“Mobile marketers are beginning to understand how to take advantage of dayparting, but they’re not fully there yet,” said Doug Stovall, chief operating officer of the leading mobile marketing company Hipcricket. “Some of that stems from the fact that a deeper analysis of the data is needed to present the correct message at the correct time … If you don’t know who is interacting or what message is resonating at what time, you can’t fine-tune your marketing around dayparts.”

Costs (or lack thereof) to consider

One concern marketers commonly express regarding mobile strategy is financial investment. However, dayparting does not have to cost more than any other marketing campaign, particularly if companies understand their audience and meaningfully engage individual consumers. 

"You get a greater return on your investment, so your cost per customer is lower," Rob Landry, founder of Plein Air Interactive, noted in Mashable

Tools of the trade

Certain social media tools can also assist in fine-tuning a dayparting strategy. For instance, Tweriod, Buffer, SocialFlow and HootSuite all have capabilities to post social media messages when a company's audience is most engaged online. Also, platforms such as Appboy and CaptureCode can help marketers gain valuable insight into their target audience's online behavior.

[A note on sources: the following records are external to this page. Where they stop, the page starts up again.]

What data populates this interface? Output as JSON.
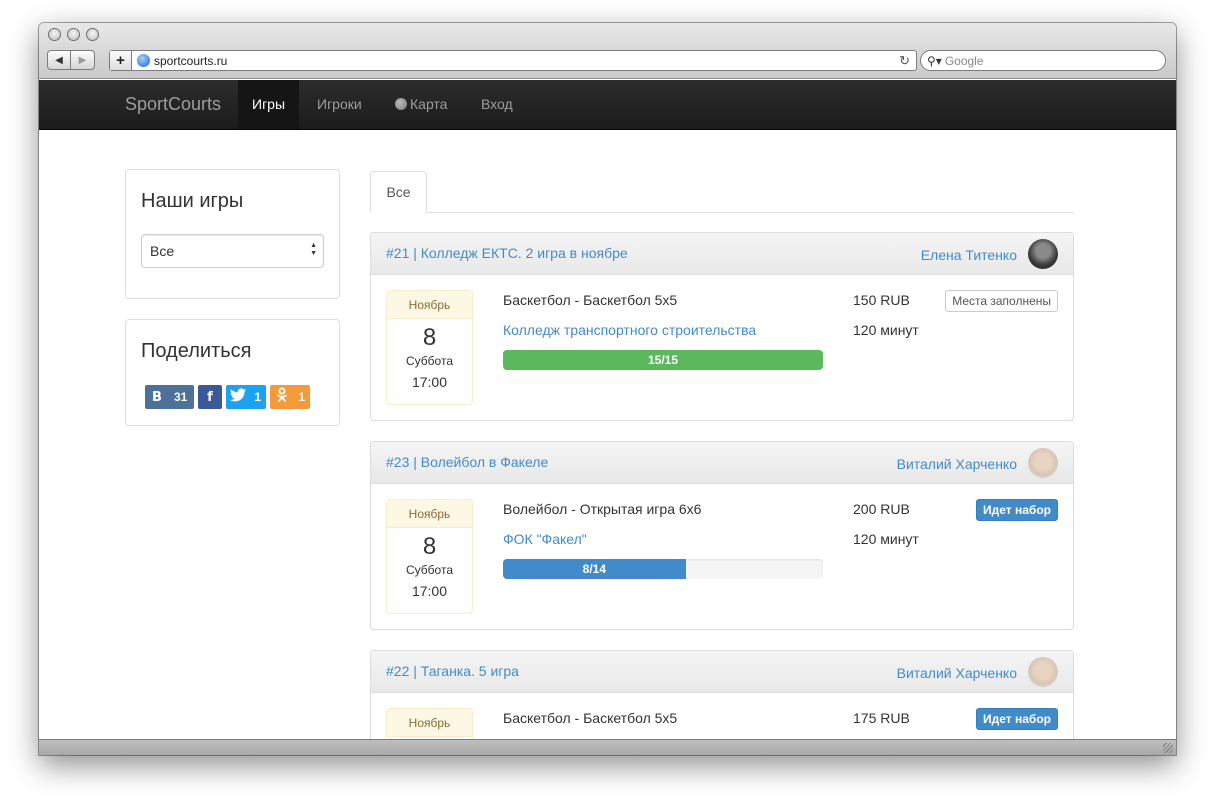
{
  "browser": {
    "url": "sportcourts.ru",
    "search_placeholder": "Google"
  },
  "navbar": {
    "brand": "SportCourts",
    "items": [
      {
        "label": "Игры",
        "active": true
      },
      {
        "label": "Игроки",
        "active": false
      },
      {
        "label": "Карта",
        "icon": "globe-icon",
        "active": false
      },
      {
        "label": "Вход",
        "active": false
      }
    ]
  },
  "sidebar": {
    "games_panel": {
      "title": "Наши игры",
      "select_value": "Все"
    },
    "share_panel": {
      "title": "Поделиться",
      "buttons": [
        {
          "network": "vk",
          "icon": "В",
          "count": "31",
          "color": "#4d7198"
        },
        {
          "network": "facebook",
          "icon": "f",
          "count": "",
          "color": "#3b5998"
        },
        {
          "network": "twitter",
          "icon": "twitter-bird-icon",
          "count": "1",
          "color": "#1da1f2"
        },
        {
          "network": "odnoklassniki",
          "icon": "ok-icon",
          "count": "1",
          "color": "#f59a3a"
        }
      ]
    }
  },
  "tabs": [
    {
      "label": "Все",
      "active": true
    }
  ],
  "games": [
    {
      "title": "#21 | Колледж ЕКТС. 2 игра в ноябре",
      "author": "Елена Титенко",
      "month": "Ноябрь",
      "day": "8",
      "weekday": "Суббота",
      "time": "17:00",
      "sport": "Баскетбол - Баскетбол 5х5",
      "venue": "Колледж транспортного строительства",
      "price": "150 RUB",
      "duration": "120 минут",
      "status": "Места заполнены",
      "progress_label": "15/15",
      "progress_fraction": 1.0,
      "progress_color": "#5cb85c"
    },
    {
      "title": "#23 | Волейбол в Факеле",
      "author": "Виталий Харченко",
      "month": "Ноябрь",
      "day": "8",
      "weekday": "Суббота",
      "time": "17:00",
      "sport": "Волейбол - Открытая игра 6х6",
      "venue": "ФОК \"Факел\"",
      "price": "200 RUB",
      "duration": "120 минут",
      "status": "Идет набор",
      "progress_label": "8/14",
      "progress_fraction": 0.571,
      "progress_color": "#428bca"
    },
    {
      "title": "#22 | Таганка. 5 игра",
      "author": "Виталий Харченко",
      "month": "Ноябрь",
      "sport": "Баскетбол - Баскетбол 5х5",
      "price": "175 RUB",
      "status": "Идет набор"
    }
  ]
}
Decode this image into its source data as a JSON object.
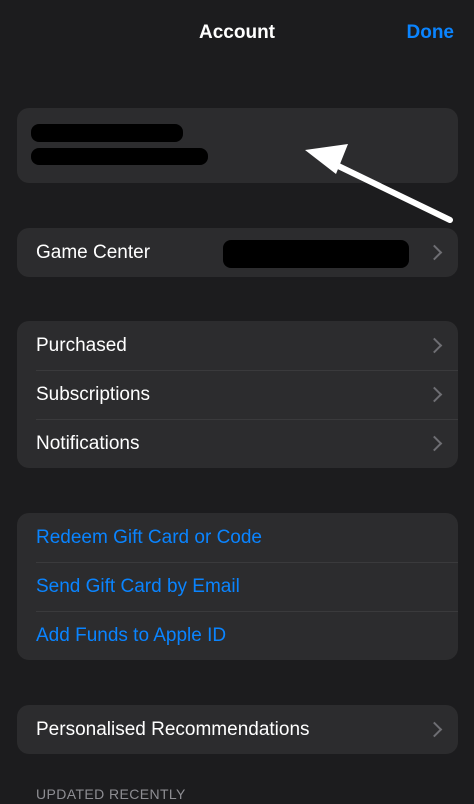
{
  "header": {
    "title": "Account",
    "done_label": "Done"
  },
  "game_center": {
    "label": "Game Center"
  },
  "store_group": {
    "items": [
      {
        "label": "Purchased"
      },
      {
        "label": "Subscriptions"
      },
      {
        "label": "Notifications"
      }
    ]
  },
  "gift_group": {
    "items": [
      {
        "label": "Redeem Gift Card or Code"
      },
      {
        "label": "Send Gift Card by Email"
      },
      {
        "label": "Add Funds to Apple ID"
      }
    ]
  },
  "recommendations": {
    "label": "Personalised Recommendations"
  },
  "updated_section": {
    "header": "UPDATED RECENTLY"
  },
  "colors": {
    "background": "#1c1c1e",
    "cell": "#2c2c2e",
    "accent": "#0a84ff",
    "secondary_text": "#8e8e93"
  },
  "icons": [
    "chevron-right-icon",
    "annotation-arrow"
  ]
}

When not to schedule messages

Companies are encouraged to limit sending targeted messages between the hours of 7 – 9 a.m. and 5 – 7 p.m., as these are hours many consumers in high-traffic cities spend commuting – And no one wants to encourage texting and driving! 

… Does your company use dayparting as part of its mobile strategy? What are the challenges and benefits you've experienced? Let us know at @AccoladesPR!

Also be sure to check out this graph on device preferences throughout the day from ComScore:  

UK Mobile Device Preferences Statistics

Tags: marketing strategy, target audience, Dayparting, mobile strategy, smartphones, consumer behavior